__Directions__
Output exactly the lines between the line that contains "Serialize everything readable" and the last line of the material, counting both.

*** Available data

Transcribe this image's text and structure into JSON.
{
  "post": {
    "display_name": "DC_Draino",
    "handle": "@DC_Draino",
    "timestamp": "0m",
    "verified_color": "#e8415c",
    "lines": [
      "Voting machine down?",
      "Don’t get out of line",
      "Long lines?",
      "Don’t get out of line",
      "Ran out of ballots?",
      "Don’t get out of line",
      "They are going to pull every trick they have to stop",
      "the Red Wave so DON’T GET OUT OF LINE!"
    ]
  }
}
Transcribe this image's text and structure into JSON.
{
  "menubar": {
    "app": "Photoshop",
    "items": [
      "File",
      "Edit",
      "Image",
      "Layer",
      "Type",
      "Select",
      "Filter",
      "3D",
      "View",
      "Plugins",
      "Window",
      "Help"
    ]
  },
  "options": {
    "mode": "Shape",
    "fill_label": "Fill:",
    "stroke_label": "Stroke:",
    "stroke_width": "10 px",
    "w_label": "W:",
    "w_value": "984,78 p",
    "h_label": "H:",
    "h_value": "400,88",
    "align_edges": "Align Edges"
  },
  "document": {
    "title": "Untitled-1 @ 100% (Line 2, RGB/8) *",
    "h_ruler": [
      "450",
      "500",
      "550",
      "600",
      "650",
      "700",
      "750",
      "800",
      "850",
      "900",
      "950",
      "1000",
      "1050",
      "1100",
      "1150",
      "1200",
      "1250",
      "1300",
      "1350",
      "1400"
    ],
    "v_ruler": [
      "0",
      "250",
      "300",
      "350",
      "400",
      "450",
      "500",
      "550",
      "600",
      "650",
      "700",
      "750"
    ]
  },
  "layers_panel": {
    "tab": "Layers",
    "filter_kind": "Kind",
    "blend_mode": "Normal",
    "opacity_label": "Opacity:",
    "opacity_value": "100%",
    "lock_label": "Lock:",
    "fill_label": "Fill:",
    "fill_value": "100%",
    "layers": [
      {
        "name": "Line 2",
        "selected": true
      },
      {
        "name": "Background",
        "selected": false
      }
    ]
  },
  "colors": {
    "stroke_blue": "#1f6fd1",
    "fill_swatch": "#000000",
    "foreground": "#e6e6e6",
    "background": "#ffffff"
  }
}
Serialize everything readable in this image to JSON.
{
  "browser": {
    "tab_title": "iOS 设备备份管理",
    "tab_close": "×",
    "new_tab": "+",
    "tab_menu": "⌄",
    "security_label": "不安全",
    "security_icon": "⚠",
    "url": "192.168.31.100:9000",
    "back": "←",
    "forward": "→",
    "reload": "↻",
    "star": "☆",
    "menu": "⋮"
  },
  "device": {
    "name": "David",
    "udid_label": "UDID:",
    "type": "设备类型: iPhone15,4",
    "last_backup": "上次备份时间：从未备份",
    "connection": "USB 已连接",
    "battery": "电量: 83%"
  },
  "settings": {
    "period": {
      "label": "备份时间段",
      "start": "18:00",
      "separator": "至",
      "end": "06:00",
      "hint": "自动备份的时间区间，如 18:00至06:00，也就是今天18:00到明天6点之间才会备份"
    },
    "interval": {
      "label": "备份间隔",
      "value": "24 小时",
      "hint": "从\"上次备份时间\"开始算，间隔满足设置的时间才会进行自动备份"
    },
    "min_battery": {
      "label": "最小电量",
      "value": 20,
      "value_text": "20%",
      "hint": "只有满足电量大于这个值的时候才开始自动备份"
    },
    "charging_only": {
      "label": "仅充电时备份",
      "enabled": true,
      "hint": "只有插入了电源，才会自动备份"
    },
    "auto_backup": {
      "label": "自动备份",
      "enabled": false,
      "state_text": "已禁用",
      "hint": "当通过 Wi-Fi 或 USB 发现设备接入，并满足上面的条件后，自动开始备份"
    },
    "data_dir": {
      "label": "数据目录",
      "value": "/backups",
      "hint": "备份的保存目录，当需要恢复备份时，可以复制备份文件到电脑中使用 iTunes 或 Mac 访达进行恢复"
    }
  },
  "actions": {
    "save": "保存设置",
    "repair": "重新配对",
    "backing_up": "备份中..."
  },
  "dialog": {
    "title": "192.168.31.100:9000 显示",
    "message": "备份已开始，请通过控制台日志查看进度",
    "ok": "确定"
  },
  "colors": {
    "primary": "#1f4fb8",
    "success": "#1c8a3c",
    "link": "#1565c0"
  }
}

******

__Output for this exercise__
Serialize everything readable in this image to JSON.
{
  "browser": {
    "tab_title": "iOS 设备备份管理",
    "tab_close": "×",
    "new_tab": "+",
    "tab_menu": "⌄",
    "security_label": "不安全",
    "security_icon": "⚠",
    "url": "192.168.31.100:9000",
    "back": "←",
    "forward": "→",
    "reload": "↻",
    "star": "☆",
    "menu": "⋮"
  },
  "device": {
    "name": "David",
    "udid_label": "UDID:",
    "type": "设备类型: iPhone15,4",
    "last_backup": "上次备份时间：从未备份",
    "connection": "USB 已连接",
    "battery": "电量: 83%"
  },
  "settings": {
    "period": {
      "label": "备份时间段",
      "start": "18:00",
      "separator": "至",
      "end": "06:00",
      "hint": "自动备份的时间区间，如 18:00至06:00，也就是今天18:00到明天6点之间才会备份"
    },
    "interval": {
      "label": "备份间隔",
      "value": "24 小时",
      "hint": "从\"上次备份时间\"开始算，间隔满足设置的时间才会进行自动备份"
    },
    "min_battery": {
      "label": "最小电量",
      "value": 20,
      "value_text": "20%",
      "hint": "只有满足电量大于这个值的时候才开始自动备份"
    },
    "charging_only": {
      "label": "仅充电时备份",
      "enabled": true,
      "hint": "只有插入了电源，才会自动备份"
    },
    "auto_backup": {
      "label": "自动备份",
      "enabled": false,
      "state_text": "已禁用",
      "hint": "当通过 Wi-Fi 或 USB 发现设备接入，并满足上面的条件后，自动开始备份"
    },
    "data_dir": {
      "label": "数据目录",
      "value": "/backups",
      "hint": "备份的保存目录，当需要恢复备份时，可以复制备份文件到电脑中使用 iTunes 或 Mac 访达进行恢复"
    }
  },
  "actions": {
    "save": "保存设置",
    "repair": "重新配对",
    "backing_up": "备份中..."
  },
  "dialog": {
    "title": "192.168.31.100:9000 显示",
    "message": "备份已开始，请通过控制台日志查看进度",
    "ok": "确定"
  },
  "colors": {
    "primary": "#1f4fb8",
    "success": "#1c8a3c",
    "link": "#1565c0"
  }
}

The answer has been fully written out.